The probability of needing long-term care (LTC) after age 65 is high (69%) and potentially very expensive (20% require five years or more). Maine already has a relatively old and rapidly aging population including a baby-boomer bulge that will require much costlier LTC in the future.
Most expensive LTC is paid for by Medicaid, a means-tested public assistance program, jointly financed by the federal and state governments. Medicaid in Maine is called MaineCare. It faces severe financial challenges, of which funding high-quality LTC is the most serious.
MaineCare covers 2/3 of nursing home residents, but pays only 69% of the private-pay rate for care of some of the highest acuity patients in the USA. Likewise, MaineCare’s reimbursement rate for its popular assisted living program, one of the largest in the country, is only half of the private rate.
State revenues are flat or falling while MaineCare expenses continue to rise, creating a well-publicized budget crisis. Solutions are few. Further cutting providers bodes ill for LTC access and quality, but reducing benefits for the poor or robbing education to make budget ends meet are also objectionable.
Our analysis of the LTC financing challenge in Maine suggests a different approach to the problem. Many people assume that any effort to reduce MaineCare expenditures constitutes an attack on the poor. Yet, we found in this study that MaineCare LTC benefits are readily available to the middle-class, affluent and even the wealthy.
We verified practices that allow MaineCare LTC applicants to protect hundreds of thousands of dollars without penalty immediately before becoming eligible. We verified official policies that ensure virtually anyone can qualify quickly for MaineCare’s LTC benefits due to exorbitantly generous income and asset exemptions.
Are MaineCare officials at fault in this regard? Not at all. They are constrained by federal laws and regulations that compel them to enforce these easy-eligibility policies. In past years, Maine had some flexibility within the generous federal eligibility policies to tighten up in certain ways. No longer. Because of the health reform law’s “maintenance of effort” (MOE) requirement, MaineCare is locked into its most generous policies that were adopted in better economic times.
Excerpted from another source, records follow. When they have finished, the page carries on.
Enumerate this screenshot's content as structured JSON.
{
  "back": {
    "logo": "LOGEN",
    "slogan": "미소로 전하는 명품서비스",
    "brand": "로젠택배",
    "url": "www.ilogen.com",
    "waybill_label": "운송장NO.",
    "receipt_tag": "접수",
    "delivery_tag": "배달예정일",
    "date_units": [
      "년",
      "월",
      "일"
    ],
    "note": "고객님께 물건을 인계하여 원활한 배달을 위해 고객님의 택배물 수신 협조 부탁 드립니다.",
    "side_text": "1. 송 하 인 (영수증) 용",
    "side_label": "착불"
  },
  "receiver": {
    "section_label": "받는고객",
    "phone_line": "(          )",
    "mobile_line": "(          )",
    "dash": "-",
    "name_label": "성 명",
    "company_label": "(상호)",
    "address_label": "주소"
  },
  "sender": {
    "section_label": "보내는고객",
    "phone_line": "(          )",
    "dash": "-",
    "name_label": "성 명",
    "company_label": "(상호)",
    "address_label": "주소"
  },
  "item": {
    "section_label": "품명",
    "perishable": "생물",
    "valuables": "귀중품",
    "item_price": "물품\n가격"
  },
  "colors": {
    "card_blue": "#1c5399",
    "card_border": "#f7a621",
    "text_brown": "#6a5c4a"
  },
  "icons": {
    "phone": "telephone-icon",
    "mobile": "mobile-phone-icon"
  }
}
Options are few. The state can recover more forcefully from the estates of deceased recipients and their spouses because MOE does not apply there. Public officials could encourage people to plan to pay privately for LTC with insurance or home equity conversion. But “jawboning” responsible consumer behavior will likely have little impact as long as people can ignore LTC risk and cost and still protect ¾ of a million dollars of home equity, use annuities to shelter unlimited assets and retain many other resources without limit.
Even if Maine successfully challenges the MOE rule, the state will remain constrained by federal law to enforce extremely generous federal eligibility policies. Maine could request a waiver of federal law on an experimental basis to tighten eligibility policies, but no such waiver has ever been requested before, much less granted.
Under current constraints the only option to solve the problem fully is to defy the counterproductive federal rules, independently implement eligibility policies that target scarce public LTC resources to the truly needy, risk losing federal Medicaid matching funds, and challenge federal officials to defend the objectionable policies that rob LTC benefits from the poor and shower them on the well-to-do.
Short of such civil disobedience, Maine’s most promising strategy is to redouble efforts to escape the MOE constraints and implement the recommendations listed at the end of this report.